§ Task objective
In which lines of the data does the string "title" appear? Copy every one.

§ Entries supplied
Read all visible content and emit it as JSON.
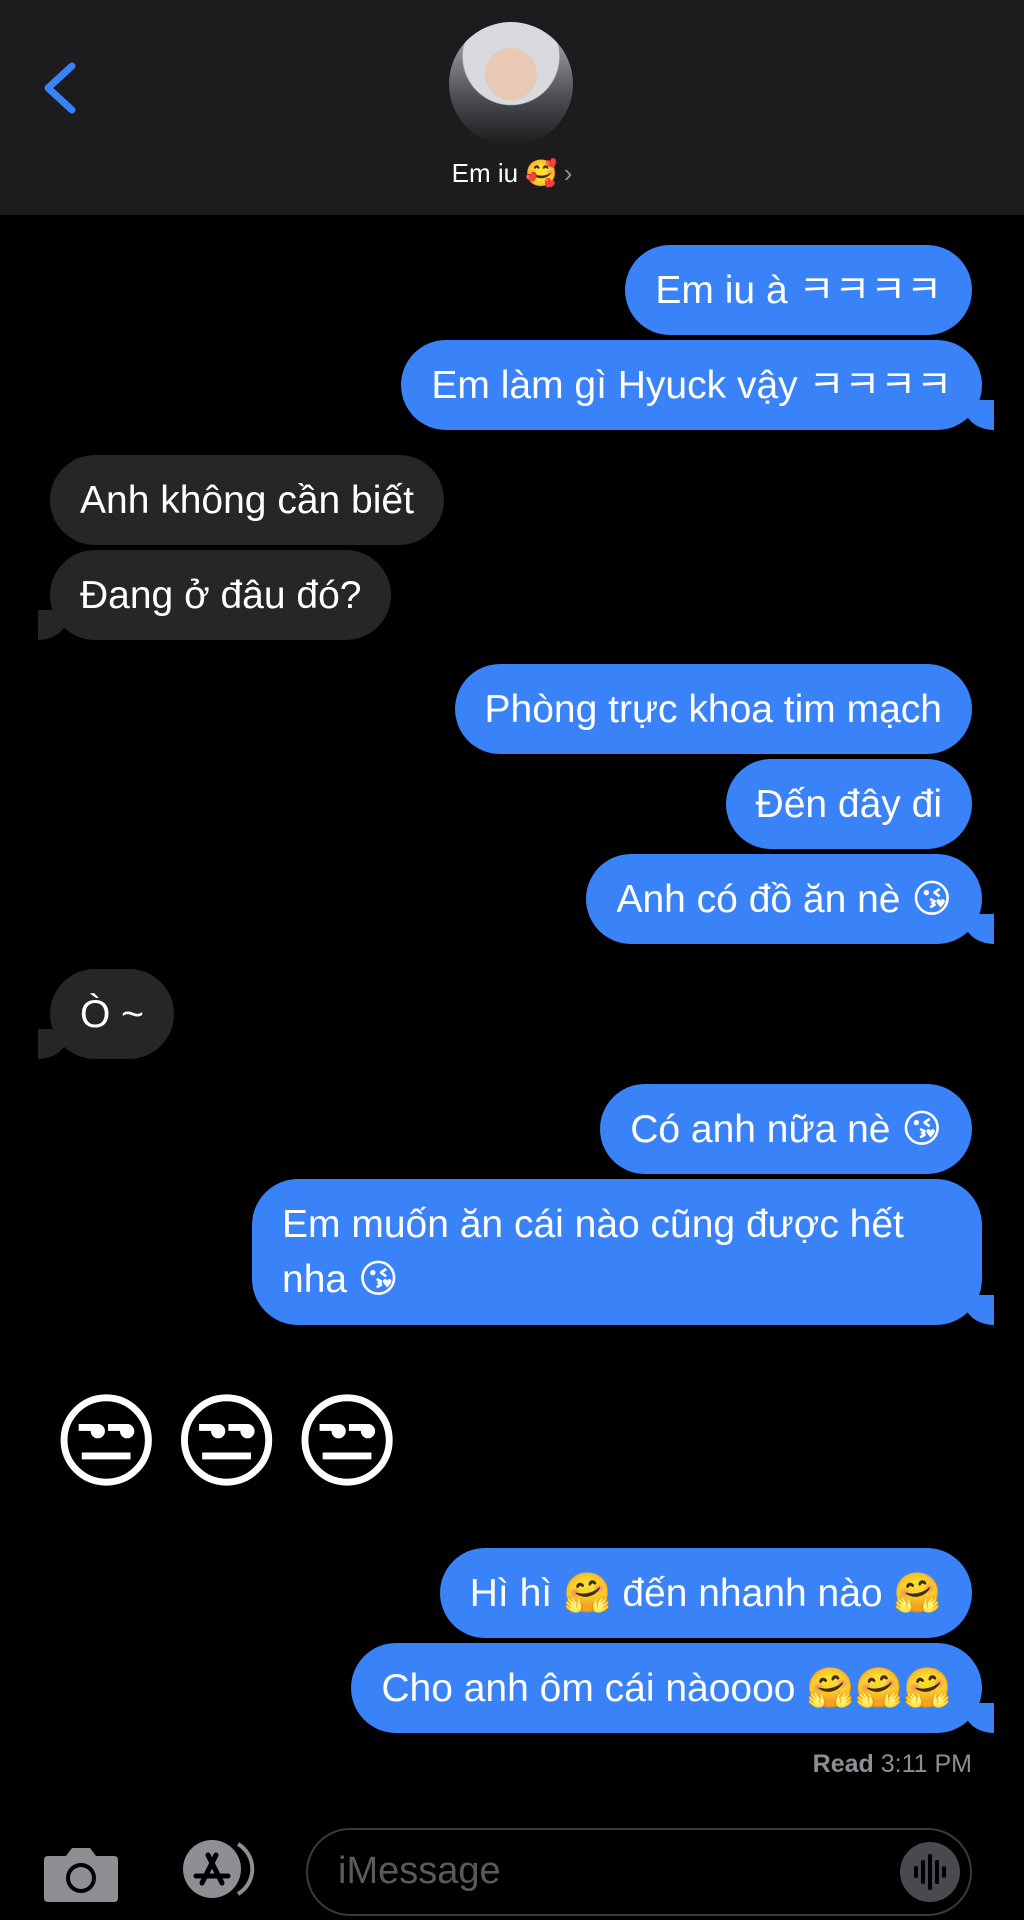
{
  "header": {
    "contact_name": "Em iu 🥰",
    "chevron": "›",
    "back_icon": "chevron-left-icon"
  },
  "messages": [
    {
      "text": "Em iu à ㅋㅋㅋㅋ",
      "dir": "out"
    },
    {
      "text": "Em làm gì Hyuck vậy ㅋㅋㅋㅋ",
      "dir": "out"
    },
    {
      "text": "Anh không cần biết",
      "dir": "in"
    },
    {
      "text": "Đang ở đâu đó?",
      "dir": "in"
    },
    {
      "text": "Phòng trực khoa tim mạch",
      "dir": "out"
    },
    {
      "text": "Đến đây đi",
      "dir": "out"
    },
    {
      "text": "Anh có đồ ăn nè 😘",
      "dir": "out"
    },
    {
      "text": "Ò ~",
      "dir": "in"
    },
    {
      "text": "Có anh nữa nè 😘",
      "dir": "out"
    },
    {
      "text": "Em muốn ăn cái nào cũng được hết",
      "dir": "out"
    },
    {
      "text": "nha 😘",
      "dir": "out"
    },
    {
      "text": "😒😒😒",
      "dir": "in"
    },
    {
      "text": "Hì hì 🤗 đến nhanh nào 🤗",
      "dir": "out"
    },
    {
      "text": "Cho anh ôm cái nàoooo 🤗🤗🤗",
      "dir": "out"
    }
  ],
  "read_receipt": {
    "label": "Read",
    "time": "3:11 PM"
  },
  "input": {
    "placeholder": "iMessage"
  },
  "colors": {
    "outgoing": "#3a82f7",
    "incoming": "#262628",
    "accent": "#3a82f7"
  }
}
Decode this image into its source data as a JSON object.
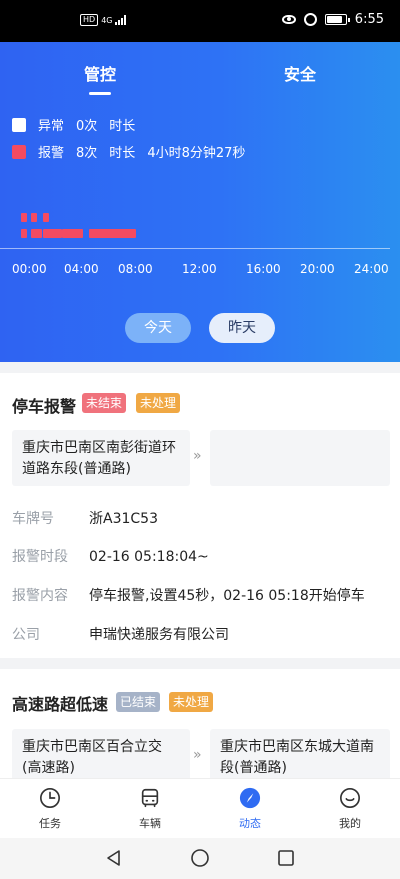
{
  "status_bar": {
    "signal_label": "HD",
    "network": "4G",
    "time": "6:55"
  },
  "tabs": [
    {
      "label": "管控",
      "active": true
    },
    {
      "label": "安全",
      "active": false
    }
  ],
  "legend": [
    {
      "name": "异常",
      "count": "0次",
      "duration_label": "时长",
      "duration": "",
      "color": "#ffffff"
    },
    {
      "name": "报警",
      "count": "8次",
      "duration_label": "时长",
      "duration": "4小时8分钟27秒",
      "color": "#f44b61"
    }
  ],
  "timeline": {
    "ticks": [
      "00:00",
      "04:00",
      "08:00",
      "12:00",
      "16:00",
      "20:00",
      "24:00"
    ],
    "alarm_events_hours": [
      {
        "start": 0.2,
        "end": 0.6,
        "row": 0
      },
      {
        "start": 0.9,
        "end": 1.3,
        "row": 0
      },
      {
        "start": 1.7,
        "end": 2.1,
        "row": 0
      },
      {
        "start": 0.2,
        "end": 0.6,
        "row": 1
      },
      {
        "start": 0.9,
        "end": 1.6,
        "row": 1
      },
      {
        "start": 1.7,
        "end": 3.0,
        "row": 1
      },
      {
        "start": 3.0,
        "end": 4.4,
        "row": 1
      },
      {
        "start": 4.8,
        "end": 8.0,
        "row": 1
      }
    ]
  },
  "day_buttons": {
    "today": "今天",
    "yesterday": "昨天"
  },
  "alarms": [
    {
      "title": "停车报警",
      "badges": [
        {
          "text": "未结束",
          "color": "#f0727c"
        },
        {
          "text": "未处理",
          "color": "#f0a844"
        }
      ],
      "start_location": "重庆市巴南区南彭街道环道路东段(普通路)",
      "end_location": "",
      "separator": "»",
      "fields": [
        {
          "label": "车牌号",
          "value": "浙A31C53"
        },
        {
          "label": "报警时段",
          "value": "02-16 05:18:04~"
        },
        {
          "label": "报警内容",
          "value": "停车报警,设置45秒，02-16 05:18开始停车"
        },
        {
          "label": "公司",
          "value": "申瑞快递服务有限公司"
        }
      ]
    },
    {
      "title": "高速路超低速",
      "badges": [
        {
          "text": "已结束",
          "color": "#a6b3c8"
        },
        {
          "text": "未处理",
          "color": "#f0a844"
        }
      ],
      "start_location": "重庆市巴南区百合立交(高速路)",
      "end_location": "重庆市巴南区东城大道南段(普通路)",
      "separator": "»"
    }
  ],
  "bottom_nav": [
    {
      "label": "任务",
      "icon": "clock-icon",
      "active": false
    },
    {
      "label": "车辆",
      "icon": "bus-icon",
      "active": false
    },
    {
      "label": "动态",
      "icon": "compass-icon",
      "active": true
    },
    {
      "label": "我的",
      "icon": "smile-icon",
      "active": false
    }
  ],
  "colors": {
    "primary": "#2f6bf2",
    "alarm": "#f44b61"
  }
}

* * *

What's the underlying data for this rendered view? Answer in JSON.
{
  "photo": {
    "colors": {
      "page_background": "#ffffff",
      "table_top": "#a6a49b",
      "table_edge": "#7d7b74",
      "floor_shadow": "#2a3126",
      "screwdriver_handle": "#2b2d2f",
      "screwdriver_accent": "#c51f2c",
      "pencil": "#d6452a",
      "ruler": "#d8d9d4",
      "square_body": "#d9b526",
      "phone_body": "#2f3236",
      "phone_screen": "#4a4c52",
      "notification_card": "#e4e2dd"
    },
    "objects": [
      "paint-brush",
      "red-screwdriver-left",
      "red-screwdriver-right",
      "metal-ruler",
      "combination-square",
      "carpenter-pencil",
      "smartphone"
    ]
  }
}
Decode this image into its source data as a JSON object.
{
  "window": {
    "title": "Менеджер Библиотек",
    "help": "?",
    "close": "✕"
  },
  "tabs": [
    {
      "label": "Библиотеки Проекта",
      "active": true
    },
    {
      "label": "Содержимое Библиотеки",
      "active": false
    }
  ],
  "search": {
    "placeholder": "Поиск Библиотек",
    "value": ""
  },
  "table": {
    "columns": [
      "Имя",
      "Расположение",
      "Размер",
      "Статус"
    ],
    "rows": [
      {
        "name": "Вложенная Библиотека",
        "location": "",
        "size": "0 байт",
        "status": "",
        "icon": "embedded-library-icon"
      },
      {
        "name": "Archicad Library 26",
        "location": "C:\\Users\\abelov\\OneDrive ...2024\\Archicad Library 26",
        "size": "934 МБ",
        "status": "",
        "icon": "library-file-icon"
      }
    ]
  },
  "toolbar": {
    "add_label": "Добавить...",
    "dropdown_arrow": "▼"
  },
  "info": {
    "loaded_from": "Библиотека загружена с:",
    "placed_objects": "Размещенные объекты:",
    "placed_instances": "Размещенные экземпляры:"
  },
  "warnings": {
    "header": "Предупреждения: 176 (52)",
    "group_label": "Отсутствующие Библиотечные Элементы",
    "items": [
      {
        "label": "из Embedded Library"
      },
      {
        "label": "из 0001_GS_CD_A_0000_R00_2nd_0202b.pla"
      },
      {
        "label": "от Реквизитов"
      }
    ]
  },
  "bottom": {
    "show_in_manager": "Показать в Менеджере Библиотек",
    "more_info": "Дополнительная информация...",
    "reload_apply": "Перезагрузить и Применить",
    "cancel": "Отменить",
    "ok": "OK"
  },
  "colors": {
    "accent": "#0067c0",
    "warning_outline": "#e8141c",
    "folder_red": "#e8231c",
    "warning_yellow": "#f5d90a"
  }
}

§ Exercise response
      "title": "停车报警",
      "title": "高速路超低速",
    "title": "Менеджер Библиотек",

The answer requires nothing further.